So even though there are some weaknesses and threats, it is clearly visible from the SWOT analysis that Marks & Spencer has a wonderful chance of making a successful Indian market entry. The strengths outnumber the weaknesses and threats can be overcome by proper utilisation of the available opportunities. What is required is the proper execution of the marketing plan.
M&S plans to expand its business in India after the initial set up. Plans are already in place for expansion and a total of 3.3m square feet of space have been approved for new stores globally. With rapid growth of the retail sector and quick development of malls, Marks & Spencer will surely have ample opportunity to grow in India. It already has an Indian presence (having entered into a partnership with Planet Retail and operating 14 franchises, which will continue) and running its own stores will give them a better foothold in the country.
In addition to retailing, M&S is planning to scale up their sourcing from India. The company plans to increase the local sourcing to 70% in the next four years. The non-executive chairman of M&S, Sir Stuart Rose has announced that the company is all set to make large investments in India, which might multiply at the rate of 10%. M&S is very certain that the Indian market is the place to be in the next 10 years and so is laying the base for it presently. The company is putting in a lot of effort dealing with consultants and also plans to invest £750 million to expand operations in India.

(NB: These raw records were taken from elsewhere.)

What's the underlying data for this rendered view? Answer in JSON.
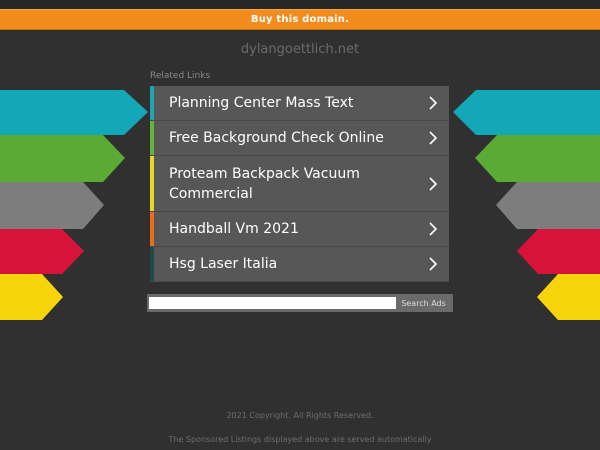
{
  "buy_bar": {
    "label": "Buy this domain."
  },
  "domain": "dylangoettlich.net",
  "related": {
    "title": "Related Links",
    "links": [
      {
        "label": "Planning Center Mass Text",
        "accent": "#1fa2b4"
      },
      {
        "label": "Free Background Check Online",
        "accent": "#63b537"
      },
      {
        "label": "Proteam Backpack Vacuum Commercial",
        "accent": "#e9d52a"
      },
      {
        "label": "Handball Vm 2021",
        "accent": "#e86e1d"
      },
      {
        "label": "Hsg Laser Italia",
        "accent": "#1b4a4d"
      }
    ]
  },
  "search": {
    "value": "",
    "button_label": "Search Ads"
  },
  "footer": {
    "copyright": "2021 Copyright. All Rights Reserved.",
    "disclaimer": "The Sponsored Listings displayed above are served automatically"
  },
  "colors": {
    "background": "#303030",
    "buy_bar": "#f28c1c",
    "arrow_teal": "#13a8b8",
    "arrow_green": "#5aaa33",
    "arrow_grey": "#7d7d7d",
    "arrow_red": "#d7133a",
    "arrow_yellow": "#f7d40c"
  },
  "icons": {
    "link_chevron": "chevron-right-icon"
  }
}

With a lot of reason to believe that it will succeed, brand Marks & Spencer is all set to enter the Indian market. It is a wonderful time to enter the market as M&S is staring operations before the retail industry is set to double in 2015. Profits will be multiplied and the brand will enjoy a good reputation. Since prices have been marked down and the clothes have been designed to suit the Indian trends, the company hopes to strike the right chord with the consumers.
Marks & Spencer plans to begin with apparels and household items and the food items will introduced later on. Since most of the goods will be exported to India from the UK, it will be a little difficult to ship the perishable items. However, we hope to sort this issue out and very soon the stores in Marks & Spencer India will be selling the food products, which have made M&S a brand of repute the world over.
The Indian operations will be headed by Mark Ashman, who has been managing Marks & Spencer's existing Indian businesses. Spencer Sheen has been appointed his deputy. As a result, people have been joking that the Indian branch of Marks & Spencer is being operated by Mark and Spencer!
If you are the original writer of this essay and no longer wish to have the essay published on the UK Essays website then please click on the link below to request removal: